Provided data section start

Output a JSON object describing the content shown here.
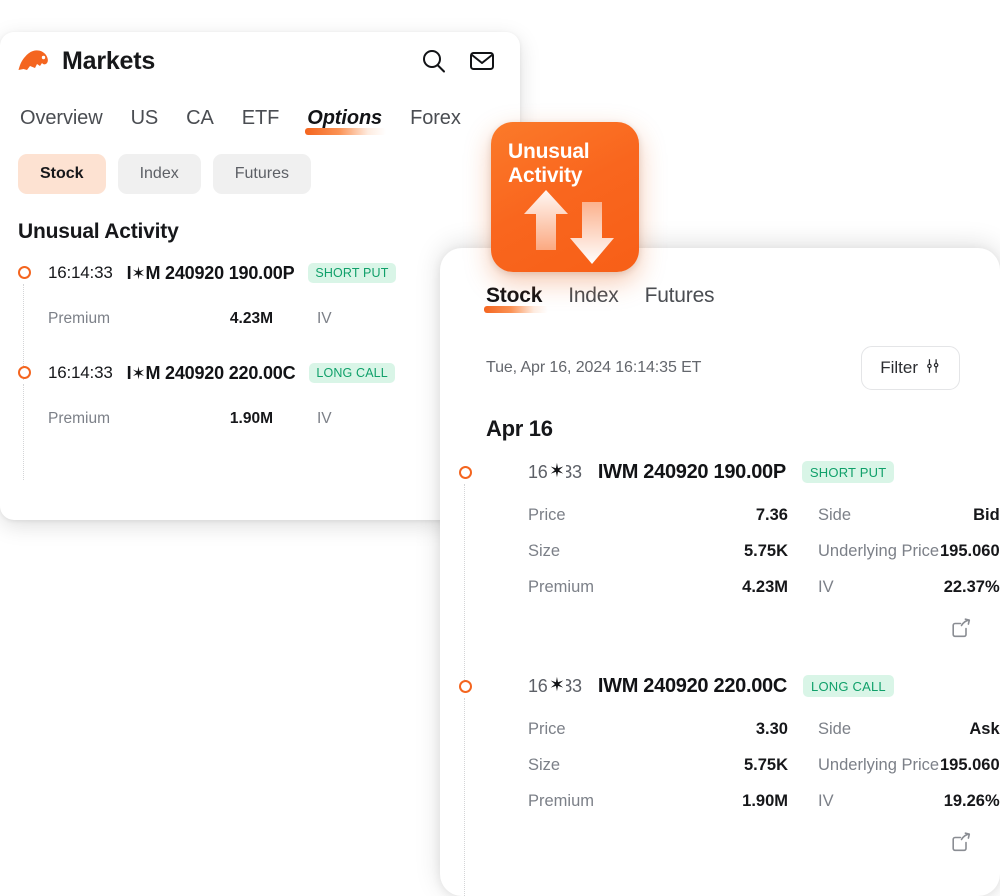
{
  "theme": {
    "accent_orange": "#f4651f",
    "tag_green_text": "#10a06a",
    "tag_green_bg": "#d9f5e7",
    "active_pill_bg": "#fde2d2",
    "pill_bg": "#f0f0f0",
    "text_primary": "#16171a",
    "text_muted": "#7c8088"
  },
  "left_card": {
    "header": {
      "logo_icon": "markets-bull-logo",
      "title": "Markets",
      "search_icon": "search-icon",
      "mail_icon": "mail-icon"
    },
    "tabs": [
      {
        "label": "Overview",
        "active": false
      },
      {
        "label": "US",
        "active": false
      },
      {
        "label": "CA",
        "active": false
      },
      {
        "label": "ETF",
        "active": false
      },
      {
        "label": "Options",
        "active": true
      },
      {
        "label": "Forex",
        "active": false
      }
    ],
    "pills": [
      {
        "label": "Stock",
        "active": true
      },
      {
        "label": "Index",
        "active": false
      },
      {
        "label": "Futures",
        "active": false
      }
    ],
    "section_title": "Unusual Activity",
    "rows": [
      {
        "time": "16:14:33",
        "ticker_prefix": "I",
        "ticker_star": "✶",
        "ticker_suffix": "M",
        "contract": "240920 190.00P",
        "tag": "SHORT PUT",
        "premium_label": "Premium",
        "premium_value": "4.23M",
        "iv_label": "IV",
        "iv_value": ""
      },
      {
        "time": "16:14:33",
        "ticker_prefix": "I",
        "ticker_star": "✶",
        "ticker_suffix": "M",
        "contract": "240920 220.00C",
        "tag": "LONG CALL",
        "premium_label": "Premium",
        "premium_value": "1.90M",
        "iv_label": "IV",
        "iv_value": ""
      }
    ]
  },
  "badge": {
    "line1": "Unusual",
    "line2": "Activity",
    "icon": "up-down-arrows-icon"
  },
  "right_card": {
    "tabs": [
      {
        "label": "Stock",
        "active": true
      },
      {
        "label": "Index",
        "active": false
      },
      {
        "label": "Futures",
        "active": false
      }
    ],
    "timestamp": "Tue, Apr 16, 2024 16:14:35 ET",
    "filter_label": "Filter",
    "filter_icon": "sliders-icon",
    "date_header": "Apr 16",
    "rows": [
      {
        "time_prefix": "16",
        "time_star": "✶",
        "time_suffix": "4:33",
        "contract": "IWM 240920 190.00P",
        "tag": "SHORT PUT",
        "stats": [
          {
            "k": "Price",
            "v": "7.36",
            "k2": "Side",
            "v2": "Bid"
          },
          {
            "k": "Size",
            "v": "5.75K",
            "k2": "Underlying Price",
            "v2": "195.060"
          },
          {
            "k": "Premium",
            "v": "4.23M",
            "k2": "IV",
            "v2": "22.37%"
          }
        ],
        "share_icon": "share-icon"
      },
      {
        "time_prefix": "16",
        "time_star": "✶",
        "time_suffix": "4:33",
        "contract": "IWM 240920 220.00C",
        "tag": "LONG CALL",
        "stats": [
          {
            "k": "Price",
            "v": "3.30",
            "k2": "Side",
            "v2": "Ask"
          },
          {
            "k": "Size",
            "v": "5.75K",
            "k2": "Underlying Price",
            "v2": "195.060"
          },
          {
            "k": "Premium",
            "v": "1.90M",
            "k2": "IV",
            "v2": "19.26%"
          }
        ],
        "share_icon": "share-icon"
      }
    ]
  }
}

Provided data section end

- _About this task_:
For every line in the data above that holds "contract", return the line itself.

- _Solution_:
        "contract": "240920 190.00P",
        "contract": "240920 220.00C",
        "contract": "IWM 240920 190.00P",
        "contract": "IWM 240920 220.00C",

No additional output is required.